Assignment> In the entries that follow, find the word "LIVE" and report each line it is on.
++++ Supplied records
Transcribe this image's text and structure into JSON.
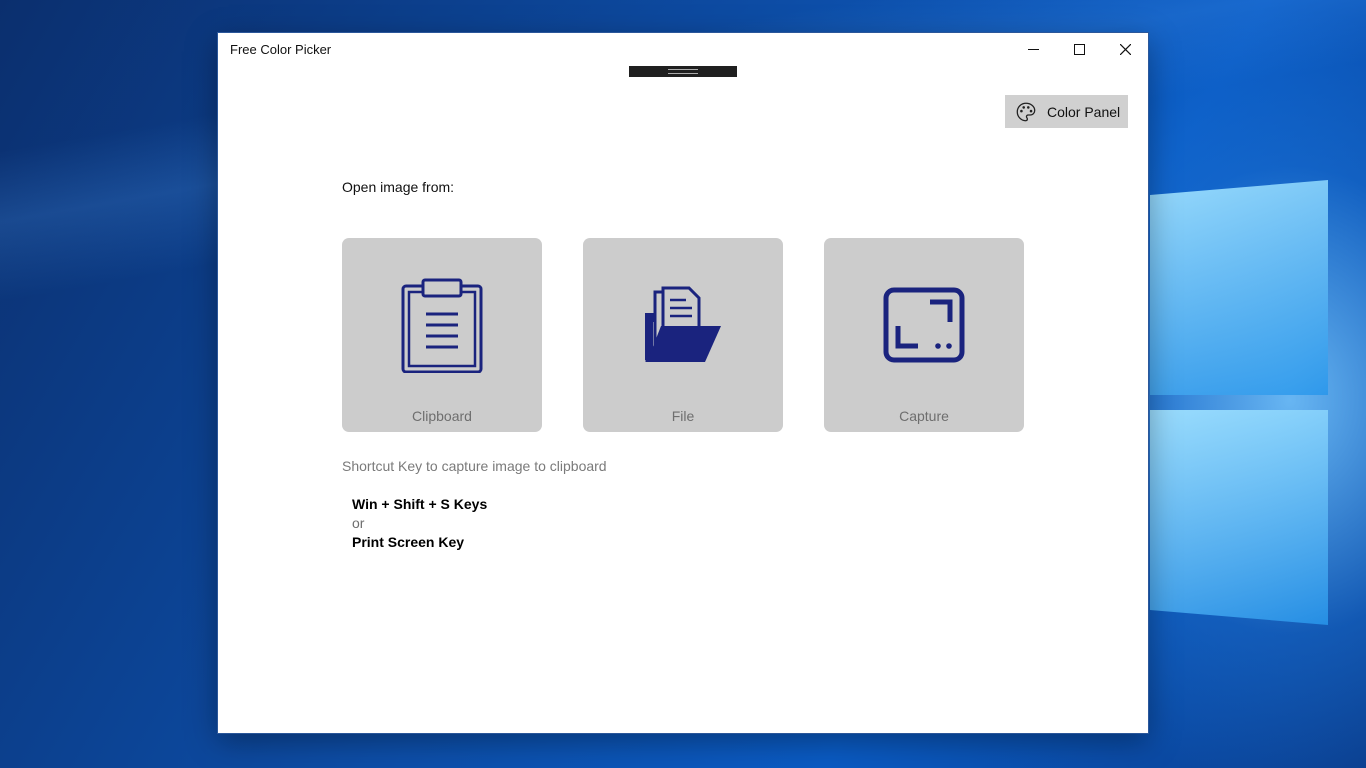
{
  "window": {
    "title": "Free Color Picker"
  },
  "toolbar": {
    "color_panel_label": "Color Panel"
  },
  "main": {
    "open_label": "Open image from:",
    "tiles": [
      {
        "label": "Clipboard",
        "icon": "clipboard-icon"
      },
      {
        "label": "File",
        "icon": "folder-icon"
      },
      {
        "label": "Capture",
        "icon": "capture-icon"
      }
    ],
    "shortcut_hint": "Shortcut Key to capture image to clipboard",
    "shortcut_primary": "Win + Shift + S Keys",
    "shortcut_or": "or",
    "shortcut_secondary": "Print Screen Key"
  },
  "colors": {
    "icon_color": "#1a237e",
    "tile_bg": "#cccccc",
    "button_bg": "#d0d0d0"
  }
}
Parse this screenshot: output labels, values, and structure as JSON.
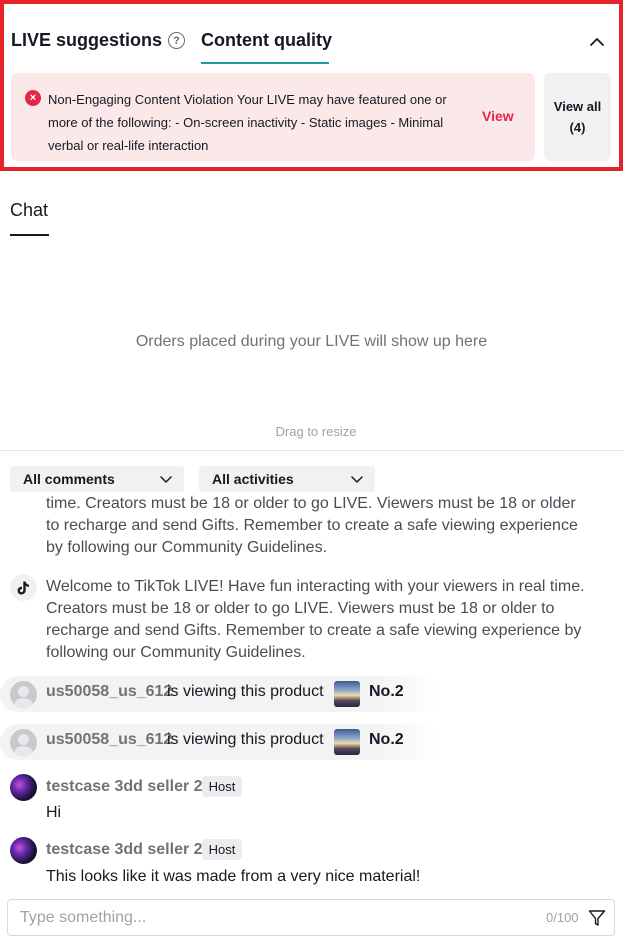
{
  "top_panel": {
    "tabs": [
      {
        "label": "LIVE suggestions",
        "help_icon": "question-circle-icon"
      },
      {
        "label": "Content quality",
        "active": true
      }
    ],
    "help_glyph": "?",
    "accent_color": "#1a9a9c",
    "highlight_color": "#e3242b",
    "violation": {
      "icon": "error-circle-icon",
      "icon_glyph": "×",
      "text": "Non-Engaging Content Violation Your LIVE may have featured one or more of the following: - On-screen inactivity - Static images - Minimal verbal or real-life interaction",
      "action_label": "View",
      "background": "#fbe9ea",
      "accent": "#e5264a"
    },
    "view_all": {
      "label": "View all",
      "count": "(4)"
    }
  },
  "chat": {
    "tab_label": "Chat",
    "empty_orders_text": "Orders placed during your LIVE will show up here",
    "drag_label": "Drag to resize",
    "filters": {
      "comments": "All comments",
      "activities": "All activities"
    },
    "system_message_partial": "time. Creators must be 18 or older to go LIVE. Viewers must be 18 or older to recharge and send Gifts. Remember to create a safe viewing experience by following our Community Guidelines.",
    "system_message": "Welcome to TikTok LIVE! Have fun interacting with your viewers in real time. Creators must be 18 or older to go LIVE. Viewers must be 18 or older to recharge and send Gifts. Remember to create a safe viewing experience by following our Community Guidelines.",
    "product_views": [
      {
        "user": "us50058_us_612",
        "action": "is viewing this product",
        "product": "No.2"
      },
      {
        "user": "us50058_us_612",
        "action": "is viewing this product",
        "product": "No.2"
      }
    ],
    "host_messages": [
      {
        "user": "testcase 3dd seller 2",
        "badge": "Host",
        "text": "Hi"
      },
      {
        "user": "testcase 3dd seller 2",
        "badge": "Host",
        "text": "This looks like it was made from a very nice material!"
      }
    ],
    "input": {
      "placeholder": "Type something...",
      "value": "",
      "counter": "0/100",
      "send_icon": "send-icon"
    }
  }
}
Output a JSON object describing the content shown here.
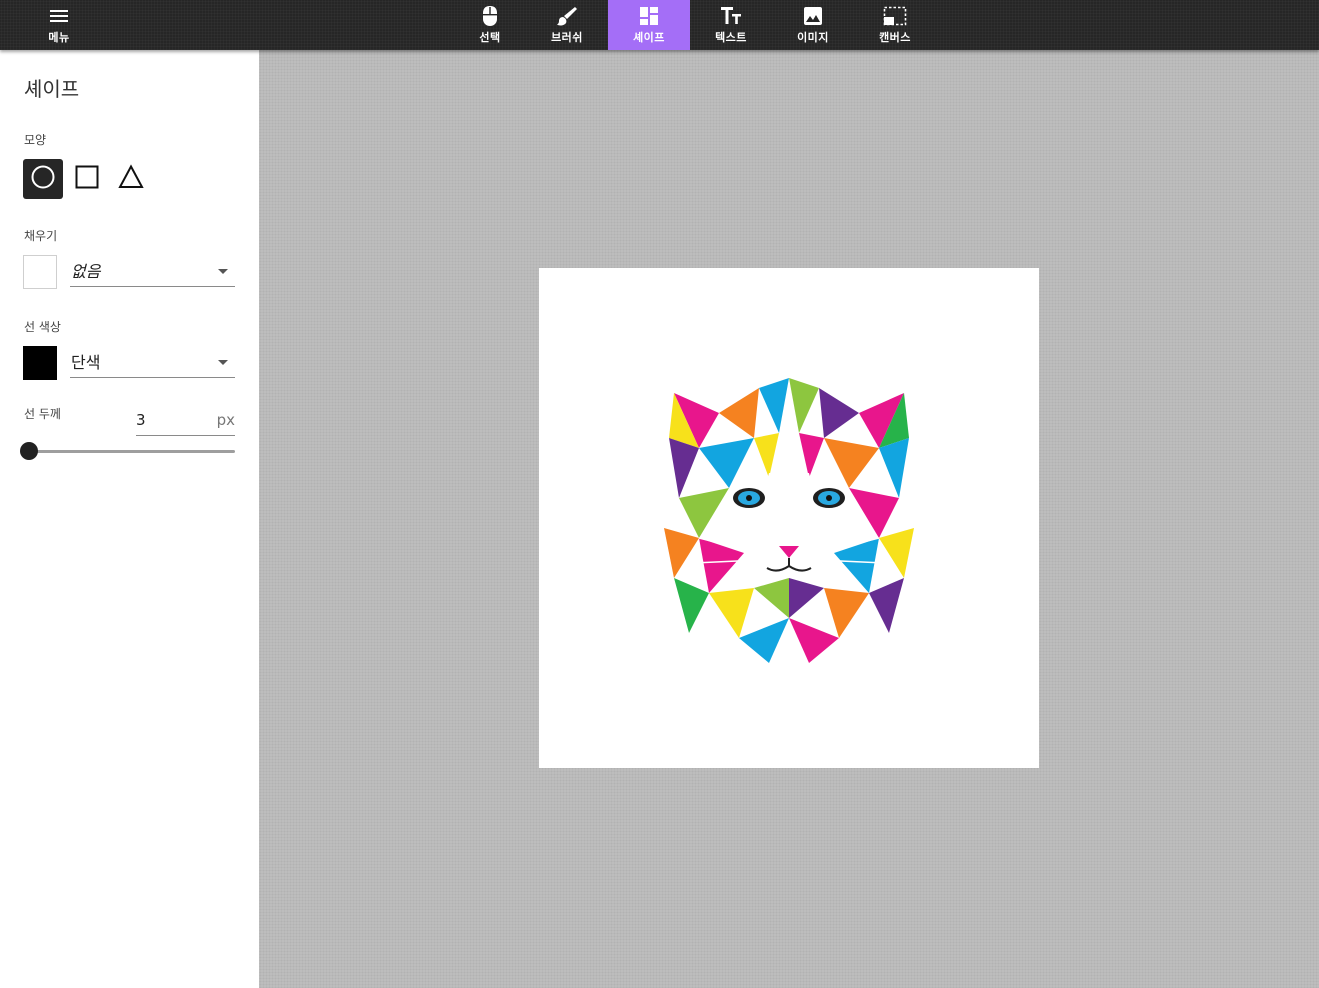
{
  "toolbar": {
    "menu": {
      "label": "메뉴",
      "icon": "menu-icon"
    },
    "tools": [
      {
        "label": "선택",
        "icon": "mouse-icon"
      },
      {
        "label": "브러쉬",
        "icon": "brush-icon"
      },
      {
        "label": "셰이프",
        "icon": "shapes-icon"
      },
      {
        "label": "텍스트",
        "icon": "text-icon"
      },
      {
        "label": "이미지",
        "icon": "image-icon"
      },
      {
        "label": "캔버스",
        "icon": "canvas-resize-icon"
      }
    ],
    "active_tool": "셰이프",
    "active_color": "#a46ef7"
  },
  "panel": {
    "title": "셰이프",
    "shape": {
      "label": "모양",
      "options": [
        "circle-icon",
        "square-icon",
        "triangle-icon"
      ],
      "selected": "circle-icon"
    },
    "fill": {
      "label": "채우기",
      "swatch_color": "#ffffff",
      "value": "없음"
    },
    "stroke_color": {
      "label": "선 색상",
      "swatch_color": "#000000",
      "value": "단색"
    },
    "stroke_width": {
      "label": "선 두께",
      "value": "3",
      "unit": "px",
      "slider_fraction": 0.03
    }
  },
  "canvas": {
    "background": "#ffffff",
    "image": "colorful-cat-illustration"
  }
}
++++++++
Exercise result>
        "label": "LIVE suggestions",
      "text": "Non-Engaging Content Violation Your LIVE may have featured one or more of the following: - On-screen inactivity - Static images - Minimal verbal or real-life interaction",
    "empty_orders_text": "Orders placed during your LIVE will show up here",
    "system_message_partial": "time. Creators must be 18 or older to go LIVE. Viewers must be 18 or older to recharge and send Gifts. Remember to create a safe viewing experience by following our Community Guidelines.",
    "system_message": "Welcome to TikTok LIVE! Have fun interacting with your viewers in real time. Creators must be 18 or older to go LIVE. Viewers must be 18 or older to recharge and send Gifts. Remember to create a safe viewing experience by following our Community Guidelines.",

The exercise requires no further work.